Sunday, October 21, 2007

My thoughts about Matt Furey

This guy has got to be the most controversial figure in the realm of bodyweight culture. The way he says what he says, the stuff he sells, and how much he charges just sets the web on fire half the time. I was brought to exercising and to BW at the same time by his ads in Grappling Magazine almost four years ago. I feel like my training has evolved past what he teaches in many ways and I started to view him in a negative light, possibly due to what I hear about him.

Reflecting on it, much of Furey's teachings are very ingrained into what I think that fitness should be. I definitely believe that exercising every day is the best way to train. I feel that it really stamps on the mind that exercise is a habit much like brushing your teeth and taking a shower is in daily life and that they shouldn't be skipped. I also believe that you can get a good workout in a short period of time, like Furey teaches. I feel that 15 minutes a good minimum and that anything (even 15 minutes) is better than nothing at all. I think that maintaining a healthy weight is best done by cutting starch-heavy foods out of your diet. Most importantly, Furey taught me that you can work out anytime, anywhere with no equipment at all. Even still, his books are some of the few true BW-only books out there. Many claim to be but aren't. They'll throw in some kind of weight or an over sized rubber band somewhere along the line.

There are things about Furey that grate on me. I agree that he charges too much for much of his material. I also think that his material lacks a certain polish that books ought to have. I like Combat Conditioning and Combat Abs but I also agree that they are a bit thin on information. I don't think he's trying to rip anyone off. If you listen to him talk, he talks slowly and with few words. His books are a reflection of that. Some of his teachings sometimes come off as a bit wacky for me (like his Chinese love making system). If anything, I like vintage Furey better than I like the present version. He is coming off more and more like an internet telemarketer.

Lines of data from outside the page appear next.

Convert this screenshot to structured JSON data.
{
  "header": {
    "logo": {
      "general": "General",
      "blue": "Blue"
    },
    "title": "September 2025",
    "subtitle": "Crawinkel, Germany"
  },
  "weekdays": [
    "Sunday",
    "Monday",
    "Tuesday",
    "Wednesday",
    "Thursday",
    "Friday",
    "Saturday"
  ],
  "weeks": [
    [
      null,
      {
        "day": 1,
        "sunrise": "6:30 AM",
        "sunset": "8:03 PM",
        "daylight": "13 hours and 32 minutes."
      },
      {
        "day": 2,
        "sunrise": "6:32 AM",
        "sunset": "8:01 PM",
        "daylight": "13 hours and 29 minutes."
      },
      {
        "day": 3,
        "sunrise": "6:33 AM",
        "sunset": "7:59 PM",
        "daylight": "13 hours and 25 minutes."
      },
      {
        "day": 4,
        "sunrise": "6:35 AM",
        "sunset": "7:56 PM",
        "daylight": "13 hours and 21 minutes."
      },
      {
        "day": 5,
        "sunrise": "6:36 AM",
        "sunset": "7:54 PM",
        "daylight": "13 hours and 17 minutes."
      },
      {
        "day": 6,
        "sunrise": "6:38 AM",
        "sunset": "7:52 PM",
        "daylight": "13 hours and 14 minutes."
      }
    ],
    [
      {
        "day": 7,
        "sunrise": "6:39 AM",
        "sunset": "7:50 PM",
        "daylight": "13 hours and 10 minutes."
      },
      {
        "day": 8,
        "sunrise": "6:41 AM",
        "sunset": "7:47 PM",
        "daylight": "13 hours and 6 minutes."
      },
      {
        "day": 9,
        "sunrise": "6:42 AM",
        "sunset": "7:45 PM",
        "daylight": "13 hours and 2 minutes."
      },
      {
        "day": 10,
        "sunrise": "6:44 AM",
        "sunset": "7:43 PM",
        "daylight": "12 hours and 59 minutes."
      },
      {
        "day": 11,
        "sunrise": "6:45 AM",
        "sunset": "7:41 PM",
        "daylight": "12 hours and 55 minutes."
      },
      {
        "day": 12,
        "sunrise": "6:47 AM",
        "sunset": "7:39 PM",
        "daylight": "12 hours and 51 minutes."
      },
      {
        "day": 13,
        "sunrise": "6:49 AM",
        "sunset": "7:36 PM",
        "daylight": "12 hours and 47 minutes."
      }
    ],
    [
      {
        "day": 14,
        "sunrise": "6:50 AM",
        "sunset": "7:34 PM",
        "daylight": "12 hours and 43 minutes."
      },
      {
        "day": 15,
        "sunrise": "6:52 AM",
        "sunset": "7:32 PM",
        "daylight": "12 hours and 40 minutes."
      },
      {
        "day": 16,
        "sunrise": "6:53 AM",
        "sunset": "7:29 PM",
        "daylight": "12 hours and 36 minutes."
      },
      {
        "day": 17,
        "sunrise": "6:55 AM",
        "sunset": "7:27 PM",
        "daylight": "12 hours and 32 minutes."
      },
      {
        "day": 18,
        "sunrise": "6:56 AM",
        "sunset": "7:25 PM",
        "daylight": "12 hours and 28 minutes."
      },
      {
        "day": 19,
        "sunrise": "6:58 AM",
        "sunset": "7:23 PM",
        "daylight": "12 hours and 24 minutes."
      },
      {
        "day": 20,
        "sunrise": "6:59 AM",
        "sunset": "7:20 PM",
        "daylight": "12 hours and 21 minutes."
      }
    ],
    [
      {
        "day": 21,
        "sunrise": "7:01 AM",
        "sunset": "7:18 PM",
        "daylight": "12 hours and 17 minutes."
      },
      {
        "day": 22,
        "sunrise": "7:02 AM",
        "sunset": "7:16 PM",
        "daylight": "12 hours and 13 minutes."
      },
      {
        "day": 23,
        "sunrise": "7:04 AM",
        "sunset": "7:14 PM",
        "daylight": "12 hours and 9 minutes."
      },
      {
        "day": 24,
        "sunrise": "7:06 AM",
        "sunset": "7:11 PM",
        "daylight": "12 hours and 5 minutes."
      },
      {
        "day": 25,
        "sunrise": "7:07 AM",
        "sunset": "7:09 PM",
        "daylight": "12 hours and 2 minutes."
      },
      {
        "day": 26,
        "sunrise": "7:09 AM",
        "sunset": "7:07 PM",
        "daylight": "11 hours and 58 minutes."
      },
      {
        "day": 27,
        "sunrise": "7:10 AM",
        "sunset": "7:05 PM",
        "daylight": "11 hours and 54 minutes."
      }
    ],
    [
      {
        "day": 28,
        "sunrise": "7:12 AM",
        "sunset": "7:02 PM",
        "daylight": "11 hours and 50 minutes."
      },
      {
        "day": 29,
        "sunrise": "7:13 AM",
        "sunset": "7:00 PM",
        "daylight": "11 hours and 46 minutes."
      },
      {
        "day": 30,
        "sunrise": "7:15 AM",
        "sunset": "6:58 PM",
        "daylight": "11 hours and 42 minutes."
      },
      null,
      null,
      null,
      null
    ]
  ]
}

Then there's the biggest question of all: Is Matt Furey in good shape or is he fat? I don't know him personally but to look at him, he physically reminds me of my dad. My dad is bullishly strong but he gains weight very, very easily. He gains fast and he loses fast. I think that Matt Furey falls into this category. I've seen him with fat under his chin and around his neck and then I've seen it gone a month later. Even if he was completely leaned out, I don't think he'd demonstrate the typical cut that we often associate with people in shape. He's got a weird-built body. I have no doubt that he's strong as hell but in this business, your body sells your material. Granted he may have a hard time controlling his weight than others do but that is a harsh reality of the fitness world.

Overall, I think that Matt Furey could be compared to Harry Houdini. Houdini broke a lot ground with his magic and escapes. He was instrumental in magic's popularity, even to this day even though many have surpassed his feats. He was the first guy to make some noise, get noticed, and put his art on the map. I think the same could be said for Matt Furey. His single greatest contribution to BW culture is his ability to get BW noticed as a legitimate form of exercise. For me, that outweighs his shortcomings.


Anonymous said...

Good post, and fair, balanced criticisms and praises.


Anonymous said...

Steriod/Coleman despiser here.

Good balanced point of view you presented there. I too feel that Furey has lost the plot in recent years. I also know for a fact he was better "looking" while pumping weights then he is now. That ripped and shredded pic on the cover of combat conditioning was taken while he was still doing weight lifting. He IS bullishly strong too, he doesn't just look it.

I'm with you on the idea that his single biggest contribution to bodyweight training was getting it noticed as a serious way to train for any athlete, not just for the elderly, infirmed or rehab clinics.

Glen MacCharles said...

His material is solid for what it is. He started to become popular right around the time that ken Shamrock's first biography Into the Lions Den came out. After I read the Ken Shamrock book I started doing bodyweight squats 500 at a time on a regular basis. I think it took me an hour the first time and I had to sit on the floor and uncurl my toes by hand right after. i eventually got 500 squats down to just under half an hour. Never did hit the 15 minute mark. Anyway, I liked reading Matt Furey's articles back then and would buy any magazine that an article of his was in and when Combat Conditioning was released it seemed right up my alley so I bought it. I eventually bought Combat Abs too. I still like them and still use them to this day. Those exercises have a certain ability to make your body more comfortable to live in, if that makes any sense. I've also searched plenty of his more expensive material on filestube and ebay and like I said before, it's solid stuff.
The really weird thing I find about Matt Furey is that while his products are ridiculously expensive, if you pay attention he actually gives the jist of most of it away for free.
When he stopped aiming at the martial arts crowd and started going after corporate couch potatoes instead (that's where the money is after all) I lost interest in him. Much like you, I'm a fan of "vintage Furey." His early material on exercise and submission holds was great at the time. I used to put geeks in catch wrestling holds at the mall all the time. Good times.

Herman Nafziger said...

Sounds like you guys should go meet him in person before accusing somebody of losing touch.You guys talk but no proofof doing your research.As we get older we all change,he has some insights that you will find as you get older.